Task prompt: In full and without changes, output the data.

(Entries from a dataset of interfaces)
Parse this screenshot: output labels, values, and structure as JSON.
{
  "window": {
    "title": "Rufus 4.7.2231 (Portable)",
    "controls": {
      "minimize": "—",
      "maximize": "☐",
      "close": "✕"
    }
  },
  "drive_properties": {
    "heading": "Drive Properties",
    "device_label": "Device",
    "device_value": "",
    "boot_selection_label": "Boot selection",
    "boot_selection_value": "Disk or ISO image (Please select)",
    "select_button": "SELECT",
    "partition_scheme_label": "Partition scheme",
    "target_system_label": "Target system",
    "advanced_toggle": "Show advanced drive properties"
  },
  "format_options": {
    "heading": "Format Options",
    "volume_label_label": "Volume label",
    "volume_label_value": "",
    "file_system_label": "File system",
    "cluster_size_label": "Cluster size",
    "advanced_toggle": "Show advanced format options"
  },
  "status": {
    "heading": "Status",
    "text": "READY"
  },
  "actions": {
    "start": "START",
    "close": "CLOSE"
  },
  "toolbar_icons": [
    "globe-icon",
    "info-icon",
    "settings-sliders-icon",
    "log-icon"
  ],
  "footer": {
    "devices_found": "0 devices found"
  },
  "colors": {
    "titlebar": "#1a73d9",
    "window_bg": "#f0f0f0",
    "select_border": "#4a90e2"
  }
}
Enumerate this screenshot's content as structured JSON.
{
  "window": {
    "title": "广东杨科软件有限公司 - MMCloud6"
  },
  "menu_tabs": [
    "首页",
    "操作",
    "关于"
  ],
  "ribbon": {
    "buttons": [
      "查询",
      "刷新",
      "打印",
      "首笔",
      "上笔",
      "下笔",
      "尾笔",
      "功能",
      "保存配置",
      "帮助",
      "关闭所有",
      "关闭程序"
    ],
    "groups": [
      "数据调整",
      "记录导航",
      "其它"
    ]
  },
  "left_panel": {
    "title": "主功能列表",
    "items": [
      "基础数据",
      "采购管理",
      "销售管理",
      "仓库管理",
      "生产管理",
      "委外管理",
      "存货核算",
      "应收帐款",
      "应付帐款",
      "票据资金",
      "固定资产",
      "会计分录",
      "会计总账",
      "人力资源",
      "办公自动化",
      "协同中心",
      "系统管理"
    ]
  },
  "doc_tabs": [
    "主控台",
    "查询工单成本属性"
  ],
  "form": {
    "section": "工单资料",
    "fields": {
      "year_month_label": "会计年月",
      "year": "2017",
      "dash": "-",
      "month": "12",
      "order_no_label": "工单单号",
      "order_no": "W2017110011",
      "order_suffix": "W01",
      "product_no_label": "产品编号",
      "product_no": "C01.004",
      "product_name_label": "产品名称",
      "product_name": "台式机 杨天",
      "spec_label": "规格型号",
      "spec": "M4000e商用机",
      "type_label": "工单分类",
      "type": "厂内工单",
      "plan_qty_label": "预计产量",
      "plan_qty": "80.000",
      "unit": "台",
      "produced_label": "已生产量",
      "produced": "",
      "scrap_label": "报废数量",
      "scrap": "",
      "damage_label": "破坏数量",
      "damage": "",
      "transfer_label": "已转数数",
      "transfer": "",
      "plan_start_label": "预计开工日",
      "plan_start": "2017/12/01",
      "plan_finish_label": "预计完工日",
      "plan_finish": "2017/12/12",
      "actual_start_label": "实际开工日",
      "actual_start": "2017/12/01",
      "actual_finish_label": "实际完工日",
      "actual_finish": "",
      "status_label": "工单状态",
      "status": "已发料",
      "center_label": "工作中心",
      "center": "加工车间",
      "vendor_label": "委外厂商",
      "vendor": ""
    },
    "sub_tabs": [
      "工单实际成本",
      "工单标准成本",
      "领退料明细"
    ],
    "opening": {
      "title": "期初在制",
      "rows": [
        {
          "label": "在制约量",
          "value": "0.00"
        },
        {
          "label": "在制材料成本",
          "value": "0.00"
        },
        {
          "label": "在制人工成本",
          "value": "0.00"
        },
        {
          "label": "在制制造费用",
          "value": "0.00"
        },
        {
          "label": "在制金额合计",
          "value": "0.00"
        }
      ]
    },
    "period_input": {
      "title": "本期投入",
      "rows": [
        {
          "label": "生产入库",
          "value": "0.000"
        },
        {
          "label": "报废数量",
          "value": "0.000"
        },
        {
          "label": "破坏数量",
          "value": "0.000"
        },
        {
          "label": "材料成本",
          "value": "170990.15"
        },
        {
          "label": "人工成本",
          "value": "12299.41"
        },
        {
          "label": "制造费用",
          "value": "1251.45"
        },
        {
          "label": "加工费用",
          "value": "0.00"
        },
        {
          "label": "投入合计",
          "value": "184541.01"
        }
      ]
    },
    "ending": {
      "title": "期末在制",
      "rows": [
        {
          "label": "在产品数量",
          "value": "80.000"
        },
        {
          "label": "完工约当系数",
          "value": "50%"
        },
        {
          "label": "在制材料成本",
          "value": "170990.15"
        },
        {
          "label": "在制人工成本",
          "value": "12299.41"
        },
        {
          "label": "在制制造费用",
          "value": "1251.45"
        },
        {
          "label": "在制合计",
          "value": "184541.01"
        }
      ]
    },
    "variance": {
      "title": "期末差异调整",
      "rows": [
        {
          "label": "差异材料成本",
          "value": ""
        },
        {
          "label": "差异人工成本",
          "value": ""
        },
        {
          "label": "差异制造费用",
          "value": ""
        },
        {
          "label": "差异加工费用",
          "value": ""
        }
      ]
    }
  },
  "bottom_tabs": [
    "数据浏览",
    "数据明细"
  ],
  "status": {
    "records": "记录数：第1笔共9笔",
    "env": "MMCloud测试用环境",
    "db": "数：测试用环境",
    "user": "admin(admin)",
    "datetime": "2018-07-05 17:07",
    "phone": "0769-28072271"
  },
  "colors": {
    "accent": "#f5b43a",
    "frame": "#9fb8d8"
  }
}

Task output:
Parse this screenshot: output labels, values, and structure as JSON.
{
  "window": {
    "title": "Rufus 4.7.2231 (Portable)",
    "controls": {
      "minimize": "—",
      "maximize": "☐",
      "close": "✕"
    }
  },
  "drive_properties": {
    "heading": "Drive Properties",
    "device_label": "Device",
    "device_value": "",
    "boot_selection_label": "Boot selection",
    "boot_selection_value": "Disk or ISO image (Please select)",
    "select_button": "SELECT",
    "partition_scheme_label": "Partition scheme",
    "target_system_label": "Target system",
    "advanced_toggle": "Show advanced drive properties"
  },
  "format_options": {
    "heading": "Format Options",
    "volume_label_label": "Volume label",
    "volume_label_value": "",
    "file_system_label": "File system",
    "cluster_size_label": "Cluster size",
    "advanced_toggle": "Show advanced format options"
  },
  "status": {
    "heading": "Status",
    "text": "READY"
  },
  "actions": {
    "start": "START",
    "close": "CLOSE"
  },
  "toolbar_icons": [
    "globe-icon",
    "info-icon",
    "settings-sliders-icon",
    "log-icon"
  ],
  "footer": {
    "devices_found": "0 devices found"
  },
  "colors": {
    "titlebar": "#1a73d9",
    "window_bg": "#f0f0f0",
    "select_border": "#4a90e2"
  }
}
Enumerate this screenshot's content as structured JSON.
{
  "window": {
    "title": "广东杨科软件有限公司 - MMCloud6"
  },
  "menu_tabs": [
    "首页",
    "操作",
    "关于"
  ],
  "ribbon": {
    "buttons": [
      "查询",
      "刷新",
      "打印",
      "首笔",
      "上笔",
      "下笔",
      "尾笔",
      "功能",
      "保存配置",
      "帮助",
      "关闭所有",
      "关闭程序"
    ],
    "groups": [
      "数据调整",
      "记录导航",
      "其它"
    ]
  },
  "left_panel": {
    "title": "主功能列表",
    "items": [
      "基础数据",
      "采购管理",
      "销售管理",
      "仓库管理",
      "生产管理",
      "委外管理",
      "存货核算",
      "应收帐款",
      "应付帐款",
      "票据资金",
      "固定资产",
      "会计分录",
      "会计总账",
      "人力资源",
      "办公自动化",
      "协同中心",
      "系统管理"
    ]
  },
  "doc_tabs": [
    "主控台",
    "查询工单成本属性"
  ],
  "form": {
    "section": "工单资料",
    "fields": {
      "year_month_label": "会计年月",
      "year": "2017",
      "dash": "-",
      "month": "12",
      "order_no_label": "工单单号",
      "order_no": "W2017110011",
      "order_suffix": "W01",
      "product_no_label": "产品编号",
      "product_no": "C01.004",
      "product_name_label": "产品名称",
      "product_name": "台式机 杨天",
      "spec_label": "规格型号",
      "spec": "M4000e商用机",
      "type_label": "工单分类",
      "type": "厂内工单",
      "plan_qty_label": "预计产量",
      "plan_qty": "80.000",
      "unit": "台",
      "produced_label": "已生产量",
      "produced": "",
      "scrap_label": "报废数量",
      "scrap": "",
      "damage_label": "破坏数量",
      "damage": "",
      "transfer_label": "已转数数",
      "transfer": "",
      "plan_start_label": "预计开工日",
      "plan_start": "2017/12/01",
      "plan_finish_label": "预计完工日",
      "plan_finish": "2017/12/12",
      "actual_start_label": "实际开工日",
      "actual_start": "2017/12/01",
      "actual_finish_label": "实际完工日",
      "actual_finish": "",
      "status_label": "工单状态",
      "status": "已发料",
      "center_label": "工作中心",
      "center": "加工车间",
      "vendor_label": "委外厂商",
      "vendor": ""
    },
    "sub_tabs": [
      "工单实际成本",
      "工单标准成本",
      "领退料明细"
    ],
    "opening": {
      "title": "期初在制",
      "rows": [
        {
          "label": "在制约量",
          "value": "0.00"
        },
        {
          "label": "在制材料成本",
          "value": "0.00"
        },
        {
          "label": "在制人工成本",
          "value": "0.00"
        },
        {
          "label": "在制制造费用",
          "value": "0.00"
        },
        {
          "label": "在制金额合计",
          "value": "0.00"
        }
      ]
    },
    "period_input": {
      "title": "本期投入",
      "rows": [
        {
          "label": "生产入库",
          "value": "0.000"
        },
        {
          "label": "报废数量",
          "value": "0.000"
        },
        {
          "label": "破坏数量",
          "value": "0.000"
        },
        {
          "label": "材料成本",
          "value": "170990.15"
        },
        {
          "label": "人工成本",
          "value": "12299.41"
        },
        {
          "label": "制造费用",
          "value": "1251.45"
        },
        {
          "label": "加工费用",
          "value": "0.00"
        },
        {
          "label": "投入合计",
          "value": "184541.01"
        }
      ]
    },
    "ending": {
      "title": "期末在制",
      "rows": [
        {
          "label": "在产品数量",
          "value": "80.000"
        },
        {
          "label": "完工约当系数",
          "value": "50%"
        },
        {
          "label": "在制材料成本",
          "value": "170990.15"
        },
        {
          "label": "在制人工成本",
          "value": "12299.41"
        },
        {
          "label": "在制制造费用",
          "value": "1251.45"
        },
        {
          "label": "在制合计",
          "value": "184541.01"
        }
      ]
    },
    "variance": {
      "title": "期末差异调整",
      "rows": [
        {
          "label": "差异材料成本",
          "value": ""
        },
        {
          "label": "差异人工成本",
          "value": ""
        },
        {
          "label": "差异制造费用",
          "value": ""
        },
        {
          "label": "差异加工费用",
          "value": ""
        }
      ]
    }
  },
  "bottom_tabs": [
    "数据浏览",
    "数据明细"
  ],
  "status": {
    "records": "记录数：第1笔共9笔",
    "env": "MMCloud测试用环境",
    "db": "数：测试用环境",
    "user": "admin(admin)",
    "datetime": "2018-07-05 17:07",
    "phone": "0769-28072271"
  },
  "colors": {
    "accent": "#f5b43a",
    "frame": "#9fb8d8"
  }
}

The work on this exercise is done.